[Exercise objective]
Your copy should match the records exactly, apart from the pictures, which stay out.

Website and app data records:
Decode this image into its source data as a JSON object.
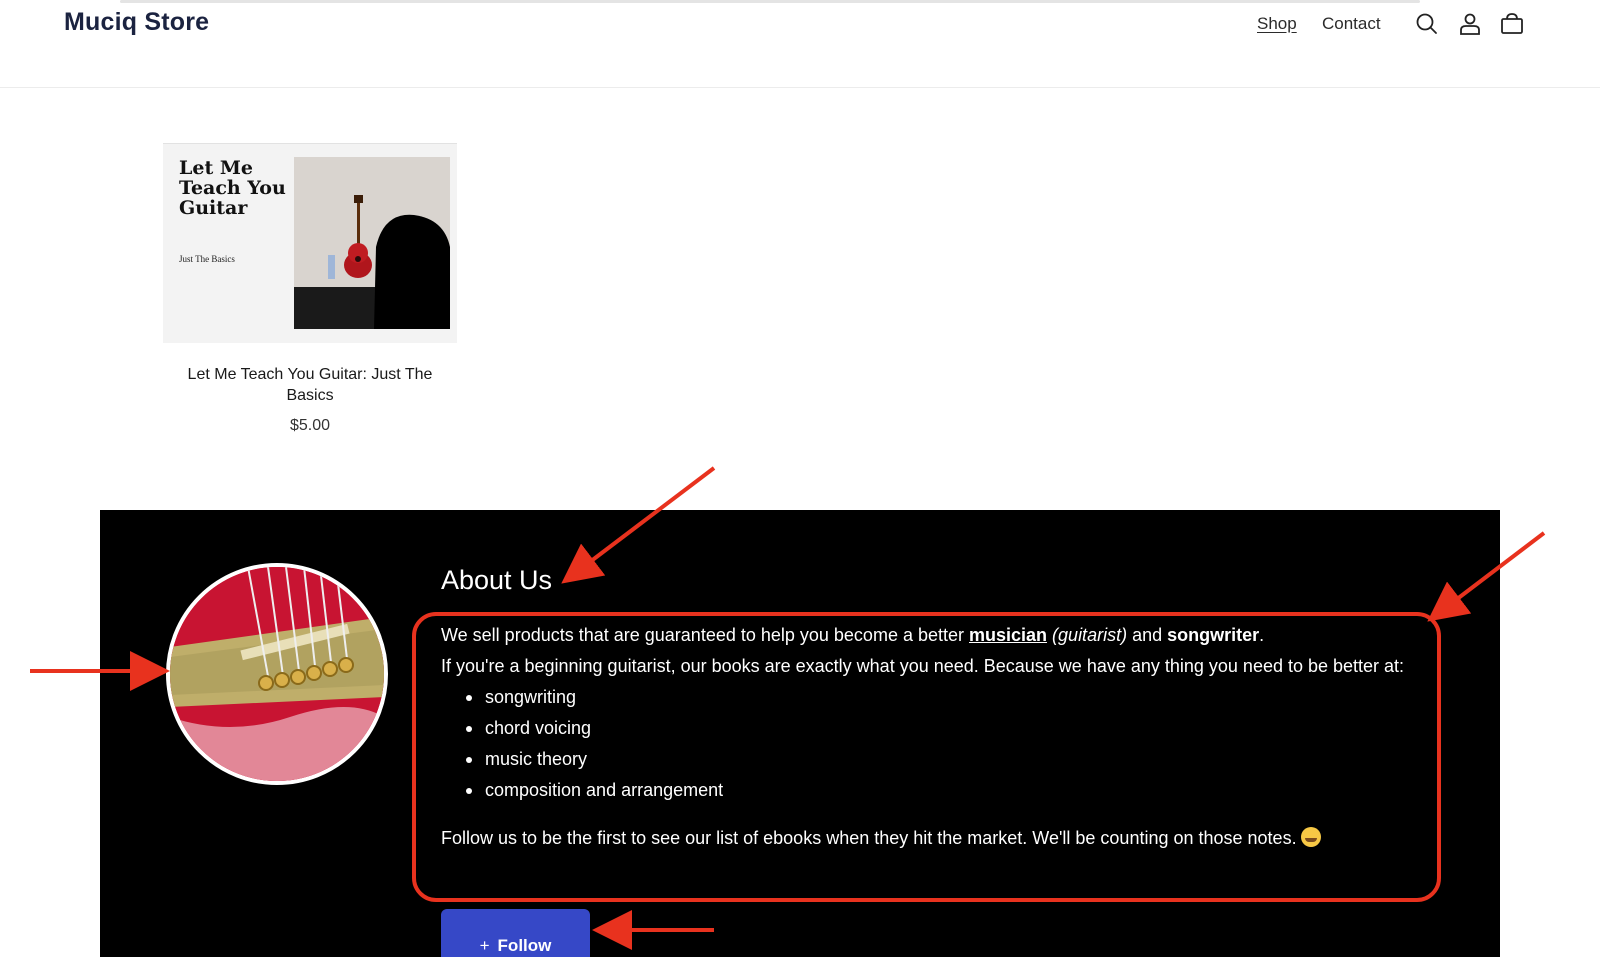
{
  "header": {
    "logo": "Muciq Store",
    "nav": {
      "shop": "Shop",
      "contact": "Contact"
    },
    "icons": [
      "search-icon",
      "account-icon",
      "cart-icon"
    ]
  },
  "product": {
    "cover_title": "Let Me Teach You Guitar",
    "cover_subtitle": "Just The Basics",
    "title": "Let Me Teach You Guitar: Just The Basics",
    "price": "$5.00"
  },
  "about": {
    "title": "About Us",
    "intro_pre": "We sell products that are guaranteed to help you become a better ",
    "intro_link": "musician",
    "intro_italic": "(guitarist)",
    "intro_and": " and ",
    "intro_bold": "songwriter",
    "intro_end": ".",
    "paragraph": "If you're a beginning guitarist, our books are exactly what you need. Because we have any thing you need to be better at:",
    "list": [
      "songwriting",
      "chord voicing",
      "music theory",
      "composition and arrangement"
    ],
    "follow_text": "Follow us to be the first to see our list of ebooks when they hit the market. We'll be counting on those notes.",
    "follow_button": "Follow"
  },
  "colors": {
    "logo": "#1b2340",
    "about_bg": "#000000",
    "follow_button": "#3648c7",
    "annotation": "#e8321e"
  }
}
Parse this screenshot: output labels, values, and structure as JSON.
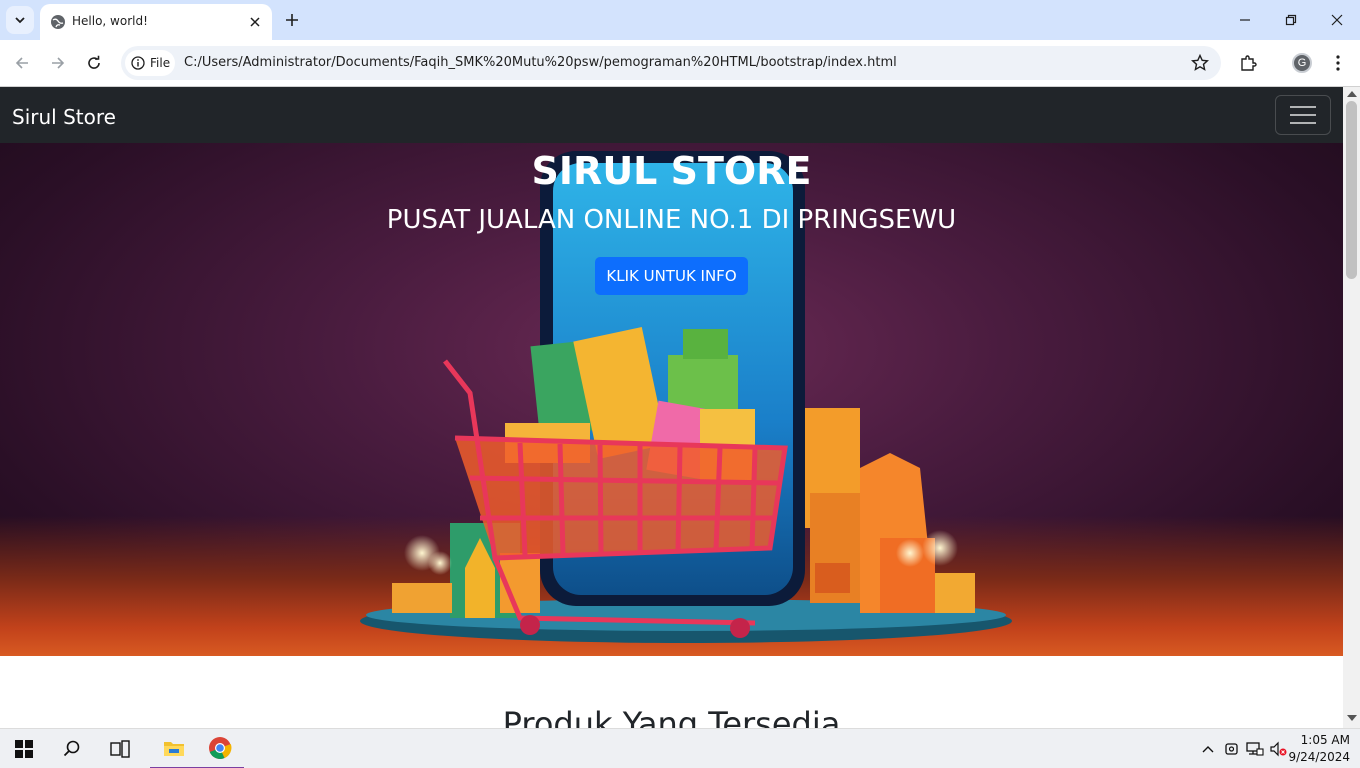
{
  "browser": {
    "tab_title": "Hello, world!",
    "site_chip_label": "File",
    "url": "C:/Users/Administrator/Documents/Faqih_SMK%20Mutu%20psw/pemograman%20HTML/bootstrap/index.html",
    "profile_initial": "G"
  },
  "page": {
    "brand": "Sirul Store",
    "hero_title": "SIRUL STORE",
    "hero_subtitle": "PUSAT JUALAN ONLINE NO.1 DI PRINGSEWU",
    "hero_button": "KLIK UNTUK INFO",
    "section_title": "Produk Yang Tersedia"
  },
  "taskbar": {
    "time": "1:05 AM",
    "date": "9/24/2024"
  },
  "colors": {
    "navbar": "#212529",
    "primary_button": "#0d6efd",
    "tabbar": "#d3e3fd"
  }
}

[Written solution]
Decode this image into its source data as a JSON object.
{
  "header": {
    "logo": "Muciq Store",
    "nav": {
      "shop": "Shop",
      "contact": "Contact"
    },
    "icons": [
      "search-icon",
      "account-icon",
      "cart-icon"
    ]
  },
  "product": {
    "cover_title": "Let Me Teach You Guitar",
    "cover_subtitle": "Just The Basics",
    "title": "Let Me Teach You Guitar: Just The Basics",
    "price": "$5.00"
  },
  "about": {
    "title": "About Us",
    "intro_pre": "We sell products that are guaranteed to help you become a better ",
    "intro_link": "musician",
    "intro_italic": "(guitarist)",
    "intro_and": " and ",
    "intro_bold": "songwriter",
    "intro_end": ".",
    "paragraph": "If you're a beginning guitarist, our books are exactly what you need. Because we have any thing you need to be better at:",
    "list": [
      "songwriting",
      "chord voicing",
      "music theory",
      "composition and arrangement"
    ],
    "follow_text": "Follow us to be the first to see our list of ebooks when they hit the market. We'll be counting on those notes.",
    "follow_button": "Follow"
  },
  "colors": {
    "logo": "#1b2340",
    "about_bg": "#000000",
    "follow_button": "#3648c7",
    "annotation": "#e8321e"
  }
}
Parse this screenshot: output labels, values, and structure as JSON.
{
  "browser": {
    "tab_title": "Hello, world!",
    "site_chip_label": "File",
    "url": "C:/Users/Administrator/Documents/Faqih_SMK%20Mutu%20psw/pemograman%20HTML/bootstrap/index.html",
    "profile_initial": "G"
  },
  "page": {
    "brand": "Sirul Store",
    "hero_title": "SIRUL STORE",
    "hero_subtitle": "PUSAT JUALAN ONLINE NO.1 DI PRINGSEWU",
    "hero_button": "KLIK UNTUK INFO",
    "section_title": "Produk Yang Tersedia"
  },
  "taskbar": {
    "time": "1:05 AM",
    "date": "9/24/2024"
  },
  "colors": {
    "navbar": "#212529",
    "primary_button": "#0d6efd",
    "tabbar": "#d3e3fd"
  }
}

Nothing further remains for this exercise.